Grand Forks grows slower than other cities
GRAND FORKS - When Barry Wilfahrt, president of the Chamber of Commerce, got wind of the latest U.S. Census figures for Grand Forks a month ago, he said it upset him.
GRAND FORKS - When Barry Wilfahrt, president of the Chamber of Commerce, got wind of the latest U.S. Census figures for Grand Forks a month ago, he said it upset him. The city's population had grown 7.1 percent over a decade, the slowest of any of the bigger cities in North Dakota, and, Wilfahrt said, he's a competitive man.
"It's a message to our community that we need to reevaluate what we're doing," he said.
Any way he or anyone could slice it, the area's growth lagged behind its peers.
The Grand Forks metropolitan statistical area, which includes Grand Forks and Polk counties, grew 1 percent. The nearest peer, Minot's three-county micropolitan statistical area, grew 3.2 percent.
Grand Forks and neighboring East Grand Forks, Minn., together grew 8.1 percent. The next lowest growth rate was Bismarck, Mandan and Lincoln at 10.9 percent.
Population is a big deal to local leaders because it's a key variable in economic growth.
"It strengthens your economy, your economic diversity, your cultural diversity," said Grand Forks Mayor Mike Brown. "It's important for the sustainability of the community."
It's important enough that, one year, he set a goal of seeing the city's population grow to 58,000 by 2010. The Census counted 52,800.

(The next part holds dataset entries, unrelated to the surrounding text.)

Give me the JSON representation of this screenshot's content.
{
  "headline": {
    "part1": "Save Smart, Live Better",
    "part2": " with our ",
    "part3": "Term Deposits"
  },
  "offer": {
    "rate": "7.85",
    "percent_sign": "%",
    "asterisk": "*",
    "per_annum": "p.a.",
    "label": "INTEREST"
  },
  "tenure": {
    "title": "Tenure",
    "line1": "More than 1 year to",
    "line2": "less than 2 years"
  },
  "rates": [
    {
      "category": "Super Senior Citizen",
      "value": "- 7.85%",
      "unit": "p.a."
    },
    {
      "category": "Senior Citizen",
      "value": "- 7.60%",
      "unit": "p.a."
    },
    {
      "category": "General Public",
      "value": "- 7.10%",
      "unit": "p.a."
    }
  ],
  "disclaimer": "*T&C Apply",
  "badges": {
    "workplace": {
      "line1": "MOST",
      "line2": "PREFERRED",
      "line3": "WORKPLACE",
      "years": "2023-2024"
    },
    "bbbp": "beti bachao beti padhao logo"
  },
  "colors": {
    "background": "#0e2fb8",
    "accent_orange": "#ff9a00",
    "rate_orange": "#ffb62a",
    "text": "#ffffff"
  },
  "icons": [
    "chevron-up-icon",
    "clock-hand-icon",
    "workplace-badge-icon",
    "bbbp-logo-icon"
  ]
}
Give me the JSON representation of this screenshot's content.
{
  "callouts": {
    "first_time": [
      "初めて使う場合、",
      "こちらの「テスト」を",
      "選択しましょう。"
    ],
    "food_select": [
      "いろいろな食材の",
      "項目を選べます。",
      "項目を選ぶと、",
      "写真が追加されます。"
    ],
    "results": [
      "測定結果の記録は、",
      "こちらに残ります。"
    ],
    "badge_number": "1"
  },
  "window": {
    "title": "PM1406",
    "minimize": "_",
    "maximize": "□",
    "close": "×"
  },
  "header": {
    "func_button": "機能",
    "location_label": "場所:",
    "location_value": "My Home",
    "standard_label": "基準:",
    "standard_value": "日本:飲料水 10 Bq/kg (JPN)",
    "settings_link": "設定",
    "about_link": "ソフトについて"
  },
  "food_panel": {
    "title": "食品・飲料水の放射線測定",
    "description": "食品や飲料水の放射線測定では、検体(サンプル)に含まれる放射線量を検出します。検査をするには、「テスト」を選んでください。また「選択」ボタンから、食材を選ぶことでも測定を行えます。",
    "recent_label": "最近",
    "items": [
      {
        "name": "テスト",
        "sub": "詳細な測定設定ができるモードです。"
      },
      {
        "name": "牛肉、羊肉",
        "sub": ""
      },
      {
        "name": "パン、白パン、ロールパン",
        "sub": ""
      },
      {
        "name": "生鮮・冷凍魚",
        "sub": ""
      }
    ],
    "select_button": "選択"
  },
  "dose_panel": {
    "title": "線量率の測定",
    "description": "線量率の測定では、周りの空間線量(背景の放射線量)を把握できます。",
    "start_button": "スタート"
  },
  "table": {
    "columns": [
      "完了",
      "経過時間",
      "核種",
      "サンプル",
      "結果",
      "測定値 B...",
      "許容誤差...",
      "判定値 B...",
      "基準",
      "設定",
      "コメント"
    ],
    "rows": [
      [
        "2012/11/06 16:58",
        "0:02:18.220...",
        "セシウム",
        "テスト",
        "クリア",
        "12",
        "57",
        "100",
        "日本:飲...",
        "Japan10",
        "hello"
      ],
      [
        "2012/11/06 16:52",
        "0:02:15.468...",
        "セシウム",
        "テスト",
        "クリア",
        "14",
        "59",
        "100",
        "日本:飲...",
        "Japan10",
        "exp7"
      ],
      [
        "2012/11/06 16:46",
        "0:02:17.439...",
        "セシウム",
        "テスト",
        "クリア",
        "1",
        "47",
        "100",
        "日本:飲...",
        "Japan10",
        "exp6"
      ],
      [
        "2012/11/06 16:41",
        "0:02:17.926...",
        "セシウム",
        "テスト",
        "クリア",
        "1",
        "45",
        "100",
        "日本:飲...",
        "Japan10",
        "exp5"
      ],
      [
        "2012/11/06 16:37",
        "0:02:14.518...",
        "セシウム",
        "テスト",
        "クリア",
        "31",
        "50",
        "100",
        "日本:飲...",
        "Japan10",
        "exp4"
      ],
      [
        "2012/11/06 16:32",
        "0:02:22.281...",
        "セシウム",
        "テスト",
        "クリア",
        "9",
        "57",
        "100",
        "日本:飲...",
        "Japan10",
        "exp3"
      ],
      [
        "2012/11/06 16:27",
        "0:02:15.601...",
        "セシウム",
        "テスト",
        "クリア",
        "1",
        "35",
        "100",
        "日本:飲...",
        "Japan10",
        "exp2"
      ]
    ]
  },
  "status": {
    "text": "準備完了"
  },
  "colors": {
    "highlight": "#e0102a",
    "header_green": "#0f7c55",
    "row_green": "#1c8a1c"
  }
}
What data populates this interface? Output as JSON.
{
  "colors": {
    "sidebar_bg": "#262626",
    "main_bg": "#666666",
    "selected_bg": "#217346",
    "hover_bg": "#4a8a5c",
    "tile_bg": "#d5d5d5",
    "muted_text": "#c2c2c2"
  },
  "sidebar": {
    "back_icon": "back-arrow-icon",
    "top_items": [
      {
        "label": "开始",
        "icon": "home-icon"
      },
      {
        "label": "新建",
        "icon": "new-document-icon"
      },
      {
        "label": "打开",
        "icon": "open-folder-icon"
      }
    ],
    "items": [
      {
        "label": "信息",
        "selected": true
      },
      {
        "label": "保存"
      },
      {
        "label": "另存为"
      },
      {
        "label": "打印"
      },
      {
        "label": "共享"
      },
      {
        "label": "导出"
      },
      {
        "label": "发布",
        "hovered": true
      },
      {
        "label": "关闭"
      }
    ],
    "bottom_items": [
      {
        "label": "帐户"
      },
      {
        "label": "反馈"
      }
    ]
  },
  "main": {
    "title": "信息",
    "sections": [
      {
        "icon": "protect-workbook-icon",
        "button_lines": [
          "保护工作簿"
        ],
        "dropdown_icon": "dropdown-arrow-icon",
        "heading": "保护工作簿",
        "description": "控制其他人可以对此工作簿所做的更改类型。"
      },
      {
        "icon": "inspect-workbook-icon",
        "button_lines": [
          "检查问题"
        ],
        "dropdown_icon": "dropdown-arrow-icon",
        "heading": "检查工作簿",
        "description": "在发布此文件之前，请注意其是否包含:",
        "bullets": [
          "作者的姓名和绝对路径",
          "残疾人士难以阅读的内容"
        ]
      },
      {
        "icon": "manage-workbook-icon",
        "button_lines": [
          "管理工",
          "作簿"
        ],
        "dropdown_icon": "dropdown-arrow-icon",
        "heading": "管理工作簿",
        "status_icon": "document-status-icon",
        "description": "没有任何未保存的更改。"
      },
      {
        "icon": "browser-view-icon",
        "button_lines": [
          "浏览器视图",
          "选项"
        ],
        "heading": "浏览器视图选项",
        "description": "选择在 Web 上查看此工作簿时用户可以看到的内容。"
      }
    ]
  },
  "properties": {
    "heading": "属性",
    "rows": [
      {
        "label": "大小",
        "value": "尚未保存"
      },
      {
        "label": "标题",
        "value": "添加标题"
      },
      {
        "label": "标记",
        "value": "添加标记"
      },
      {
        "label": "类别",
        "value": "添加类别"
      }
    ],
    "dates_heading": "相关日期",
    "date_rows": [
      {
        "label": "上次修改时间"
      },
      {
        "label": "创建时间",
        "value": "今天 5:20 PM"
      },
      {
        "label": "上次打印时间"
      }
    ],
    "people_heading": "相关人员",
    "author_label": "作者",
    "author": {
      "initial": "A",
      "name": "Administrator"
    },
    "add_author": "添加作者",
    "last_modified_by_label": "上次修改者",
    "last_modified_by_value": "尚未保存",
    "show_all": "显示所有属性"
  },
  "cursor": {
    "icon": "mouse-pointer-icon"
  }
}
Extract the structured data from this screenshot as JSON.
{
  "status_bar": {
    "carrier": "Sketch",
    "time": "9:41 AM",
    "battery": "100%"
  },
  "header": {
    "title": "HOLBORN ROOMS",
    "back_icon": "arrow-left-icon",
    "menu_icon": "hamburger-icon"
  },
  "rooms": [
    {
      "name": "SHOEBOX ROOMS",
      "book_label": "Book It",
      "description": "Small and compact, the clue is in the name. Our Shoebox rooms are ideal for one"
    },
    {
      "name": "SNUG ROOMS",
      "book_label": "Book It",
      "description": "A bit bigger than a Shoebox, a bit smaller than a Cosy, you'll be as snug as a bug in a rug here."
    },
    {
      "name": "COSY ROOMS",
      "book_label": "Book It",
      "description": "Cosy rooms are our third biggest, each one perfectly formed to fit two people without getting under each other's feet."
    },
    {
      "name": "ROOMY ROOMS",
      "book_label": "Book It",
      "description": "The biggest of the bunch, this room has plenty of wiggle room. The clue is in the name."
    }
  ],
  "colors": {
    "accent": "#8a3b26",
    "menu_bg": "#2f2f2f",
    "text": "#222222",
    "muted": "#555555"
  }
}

Klaus Thiessen, head of the Grand Forks Region Economic Development Corp., sees population in terms of workforce. The bigger the available workforce, he said, the more likely a major employer would be willing to expand here.
The Air Force base
The biggest reason for the Grand Forks area's lag is the downsizing at Grand Forks Air Force Base, said state demographer Richard Rathge.
After the last base realignment and closure round, the base lost its flying tanker mission.
As the tankers departed for other bases, so did the airmen. The base gained the unmanned aircraft mission at the same time, but the manpower is still in the build-up phase.
Brown and Wilfahrt, like many area leaders, hope the new mission will mean more airmen and more workers in the unmanned aircraft industry.
The result of the downsizing can be seen in the population of the base, not including airmen and their families that live in the city proper, which fell 51 percent between 2000 and 2010 to 2,400.
Minot Air Force Base lost population, too, but not as much. Between 2000 and 2010, it fell 29.6 percent to 5,500.
Tu-Uyen Trans writes for the Grand Forks Herald